        1. re: eight_inch_pestle

          Marketing is very pervasive. AC is a strong leader in high end cookware, and does have its place. I have a huge AC collection. However, when I wanted to replace my non-stick, I just happened to be watching (of all things ) Diner Drive ins and Dives on Foodtv. I noticed how no matter what was dumped on their flat tops, it was as non-stick as it gets. Thought about cooking on our grill and the same thing. Light bulb moment.

          I've cooked fish in mine, and I haven't noticed any lingering odors. Once the pan is heated dry (and I crank it up to smoking) it seems to lift any odors. That's just my experience, though.

          Good luck with whatever you decide to do!

          1. re: breadchick

            Love that your light bulb moment came from good old Triple-D, breadchick. "Best revelation/tip from most unlikely source" has lots of potential as a stellar CH thread.

          2. re: eight_inch_pestle

            "it just strikes me as so odd that such expensive pans with such a large market presence aren't all-purpose."

            Expensive + Large Volume Sale = All Purpose?!?!

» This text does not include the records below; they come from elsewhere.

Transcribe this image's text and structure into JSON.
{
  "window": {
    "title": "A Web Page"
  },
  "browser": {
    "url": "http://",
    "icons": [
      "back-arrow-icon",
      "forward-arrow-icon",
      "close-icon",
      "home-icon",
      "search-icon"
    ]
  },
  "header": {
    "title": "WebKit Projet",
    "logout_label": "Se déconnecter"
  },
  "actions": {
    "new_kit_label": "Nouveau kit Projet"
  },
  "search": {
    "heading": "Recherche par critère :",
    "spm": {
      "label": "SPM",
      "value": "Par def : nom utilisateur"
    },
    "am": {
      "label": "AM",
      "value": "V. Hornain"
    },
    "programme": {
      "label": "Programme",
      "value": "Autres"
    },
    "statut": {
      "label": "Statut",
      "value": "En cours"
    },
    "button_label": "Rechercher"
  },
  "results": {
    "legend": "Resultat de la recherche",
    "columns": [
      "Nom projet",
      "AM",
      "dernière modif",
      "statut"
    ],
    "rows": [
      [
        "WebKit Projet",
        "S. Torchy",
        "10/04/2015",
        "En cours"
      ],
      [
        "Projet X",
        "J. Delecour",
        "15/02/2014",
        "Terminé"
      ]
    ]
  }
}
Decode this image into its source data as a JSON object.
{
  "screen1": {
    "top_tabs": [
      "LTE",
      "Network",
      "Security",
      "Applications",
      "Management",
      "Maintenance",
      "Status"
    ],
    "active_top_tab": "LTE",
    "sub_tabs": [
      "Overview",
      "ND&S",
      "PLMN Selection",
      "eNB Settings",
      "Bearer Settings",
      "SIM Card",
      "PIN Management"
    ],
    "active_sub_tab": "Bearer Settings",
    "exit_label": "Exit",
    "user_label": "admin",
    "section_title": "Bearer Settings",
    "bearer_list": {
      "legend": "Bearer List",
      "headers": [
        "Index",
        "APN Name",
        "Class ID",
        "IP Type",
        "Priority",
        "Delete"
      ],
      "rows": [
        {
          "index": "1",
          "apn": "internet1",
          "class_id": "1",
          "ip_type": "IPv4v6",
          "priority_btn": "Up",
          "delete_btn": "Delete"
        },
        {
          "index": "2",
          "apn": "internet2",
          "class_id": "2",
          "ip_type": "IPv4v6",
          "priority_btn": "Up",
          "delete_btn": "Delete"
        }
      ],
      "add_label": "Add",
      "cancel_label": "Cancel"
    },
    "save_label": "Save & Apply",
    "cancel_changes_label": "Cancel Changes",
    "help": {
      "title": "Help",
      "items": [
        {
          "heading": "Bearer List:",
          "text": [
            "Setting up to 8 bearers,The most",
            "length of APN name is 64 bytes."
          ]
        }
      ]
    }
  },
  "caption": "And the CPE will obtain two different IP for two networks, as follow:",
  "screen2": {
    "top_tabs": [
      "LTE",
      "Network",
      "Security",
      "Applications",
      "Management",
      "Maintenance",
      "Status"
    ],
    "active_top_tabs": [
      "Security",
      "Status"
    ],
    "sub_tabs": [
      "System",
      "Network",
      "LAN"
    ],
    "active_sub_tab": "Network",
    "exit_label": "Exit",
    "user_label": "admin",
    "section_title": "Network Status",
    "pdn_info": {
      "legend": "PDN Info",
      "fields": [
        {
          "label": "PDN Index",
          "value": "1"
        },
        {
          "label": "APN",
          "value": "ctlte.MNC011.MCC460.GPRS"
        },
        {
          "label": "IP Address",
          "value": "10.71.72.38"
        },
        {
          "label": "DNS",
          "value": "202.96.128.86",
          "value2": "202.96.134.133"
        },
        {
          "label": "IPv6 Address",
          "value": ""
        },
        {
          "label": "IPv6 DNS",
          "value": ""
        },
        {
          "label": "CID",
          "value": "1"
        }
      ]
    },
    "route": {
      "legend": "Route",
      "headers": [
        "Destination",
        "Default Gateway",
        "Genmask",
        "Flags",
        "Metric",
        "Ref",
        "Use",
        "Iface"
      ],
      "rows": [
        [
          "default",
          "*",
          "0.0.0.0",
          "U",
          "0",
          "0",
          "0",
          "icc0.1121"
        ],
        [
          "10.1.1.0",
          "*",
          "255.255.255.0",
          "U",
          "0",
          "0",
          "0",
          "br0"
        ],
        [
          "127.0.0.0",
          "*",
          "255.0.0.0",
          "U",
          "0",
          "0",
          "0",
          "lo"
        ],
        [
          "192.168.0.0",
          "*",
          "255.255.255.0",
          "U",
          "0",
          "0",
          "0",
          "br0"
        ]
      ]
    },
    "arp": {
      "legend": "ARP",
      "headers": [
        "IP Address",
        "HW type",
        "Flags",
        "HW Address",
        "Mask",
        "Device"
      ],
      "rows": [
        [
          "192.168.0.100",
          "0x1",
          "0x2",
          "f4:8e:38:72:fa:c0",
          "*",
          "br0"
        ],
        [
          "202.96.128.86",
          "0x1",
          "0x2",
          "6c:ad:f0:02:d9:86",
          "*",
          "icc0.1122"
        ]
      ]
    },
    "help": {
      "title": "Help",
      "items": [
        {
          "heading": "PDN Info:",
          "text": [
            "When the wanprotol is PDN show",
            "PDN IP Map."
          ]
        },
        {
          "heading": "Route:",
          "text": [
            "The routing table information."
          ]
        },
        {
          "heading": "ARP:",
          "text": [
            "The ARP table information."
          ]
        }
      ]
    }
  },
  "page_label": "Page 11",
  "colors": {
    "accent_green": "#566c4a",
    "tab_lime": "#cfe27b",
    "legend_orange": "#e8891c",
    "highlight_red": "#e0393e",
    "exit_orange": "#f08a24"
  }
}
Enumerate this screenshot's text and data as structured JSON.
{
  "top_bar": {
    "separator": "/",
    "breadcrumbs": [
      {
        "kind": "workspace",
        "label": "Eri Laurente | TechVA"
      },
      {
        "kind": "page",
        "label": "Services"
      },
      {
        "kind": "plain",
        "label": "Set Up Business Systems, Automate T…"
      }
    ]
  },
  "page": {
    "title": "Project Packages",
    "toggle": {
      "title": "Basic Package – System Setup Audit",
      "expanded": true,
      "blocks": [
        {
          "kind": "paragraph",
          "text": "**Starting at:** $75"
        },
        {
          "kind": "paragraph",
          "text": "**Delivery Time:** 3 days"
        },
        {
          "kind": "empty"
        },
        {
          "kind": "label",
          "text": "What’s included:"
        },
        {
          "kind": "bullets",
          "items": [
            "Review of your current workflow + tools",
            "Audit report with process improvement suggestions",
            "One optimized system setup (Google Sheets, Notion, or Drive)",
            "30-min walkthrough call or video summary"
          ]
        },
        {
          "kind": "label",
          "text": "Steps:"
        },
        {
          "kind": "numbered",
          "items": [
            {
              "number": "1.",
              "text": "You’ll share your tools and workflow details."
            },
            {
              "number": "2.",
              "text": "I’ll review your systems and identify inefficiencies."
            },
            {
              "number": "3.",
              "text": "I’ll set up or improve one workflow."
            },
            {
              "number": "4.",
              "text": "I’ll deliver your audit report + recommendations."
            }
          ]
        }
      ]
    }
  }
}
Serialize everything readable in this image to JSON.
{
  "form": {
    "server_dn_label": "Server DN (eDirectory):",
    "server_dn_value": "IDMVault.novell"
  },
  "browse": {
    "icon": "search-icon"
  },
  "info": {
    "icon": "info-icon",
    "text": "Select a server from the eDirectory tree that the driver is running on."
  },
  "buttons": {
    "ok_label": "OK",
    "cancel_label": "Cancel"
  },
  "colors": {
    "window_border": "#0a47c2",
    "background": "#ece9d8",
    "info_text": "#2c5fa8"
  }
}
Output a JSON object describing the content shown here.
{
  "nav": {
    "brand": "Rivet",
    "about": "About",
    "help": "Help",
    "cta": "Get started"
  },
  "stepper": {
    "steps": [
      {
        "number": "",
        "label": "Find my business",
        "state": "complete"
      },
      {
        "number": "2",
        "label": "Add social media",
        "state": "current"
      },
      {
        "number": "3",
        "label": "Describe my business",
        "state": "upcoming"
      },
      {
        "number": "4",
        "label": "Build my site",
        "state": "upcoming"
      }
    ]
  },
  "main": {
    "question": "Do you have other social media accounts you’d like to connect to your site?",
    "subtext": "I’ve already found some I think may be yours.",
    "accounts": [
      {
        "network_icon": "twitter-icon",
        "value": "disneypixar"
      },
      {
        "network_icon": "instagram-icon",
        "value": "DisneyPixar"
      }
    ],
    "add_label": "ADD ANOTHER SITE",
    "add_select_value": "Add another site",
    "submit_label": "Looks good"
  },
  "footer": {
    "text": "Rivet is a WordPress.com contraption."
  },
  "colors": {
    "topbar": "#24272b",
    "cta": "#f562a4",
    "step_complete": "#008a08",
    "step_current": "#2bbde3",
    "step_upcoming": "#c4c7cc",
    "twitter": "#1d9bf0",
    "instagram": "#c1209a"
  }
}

            Sorry, that is bad logic. Le Creuset cookware are expensive and have a really good market share, but it is far from all purpose.

            1. re: Chemicalkinetics

              +1, expensive doesn't mean all purpose, a Ferrari is far from all purpose . . .

              Just pick up a $12 Lodge Cast Iron skillet at Walmart and have at it. Check out Alton Browns steak recipe using a cast iron skillet, should give you exactly the type of steak you like.

              1. re: Chemicalkinetics

                I'm not interested in a logic debate, ck. I'd bet (and win) a good deal of money that many, many people walk out of Williams & Sonoma loaded down with All-Clad without realizing (or being told) that they need to buy additional pans for high-heat cooking. On the other hand, no one would mistake a Ferrari for a family vehicle or an enameled cast-iron Le Creuset casserole for an all-purpose vessel. To the average person, an All-Clad skillet looks and feels like an everyday, all-purpose skillet.

                My intent wasn't to start a whole thing about All-Clad. I've had some for years and love it. And I know how to cook a steak beautifully. I was merely looking for some good advice on whether I could cook steaks in All-Clad when my usual steak pan is otherwise occupied. Breadchick kindly provided that advice.

                1. re: eight_inch_pestle

                  I have cooked a number of steaks black and blue (or black and bloody) in an AC copper core saute pan and a Mauviel 7 layer M'Cook stainless saute pan and a Winco Apollo fry pan and de-glaze all the hot pans with wine. I have not had heat discoloration or warping in any of the pans.

                  The thermal mass of a heavy cast iron pan combined with it's durability to withstand high heat does have advantages for searing and braising, but I would not be afraid of using AC pans in general for high heat searing.

            1. re: subal

              Gotta love rouxbe. As mentioned, I brown and cook meat and poultry in All-Clad all the time with great results. My favorite pans for the job, actually.

              1. re: subal

                Agreed! The Rouxbe panfrying video lesson is well worth the effort. Thanks subal

              2. For high heat searing I use a Staub 10 inch enameled cast iron skillet. It is a pain to clean, but it sears steak so well. I would not subject my A-C to that punishment. My advice would be to use cast iron or a DeBuyer pan.

                1. Why not grill steak steaks? As in an outdoor grill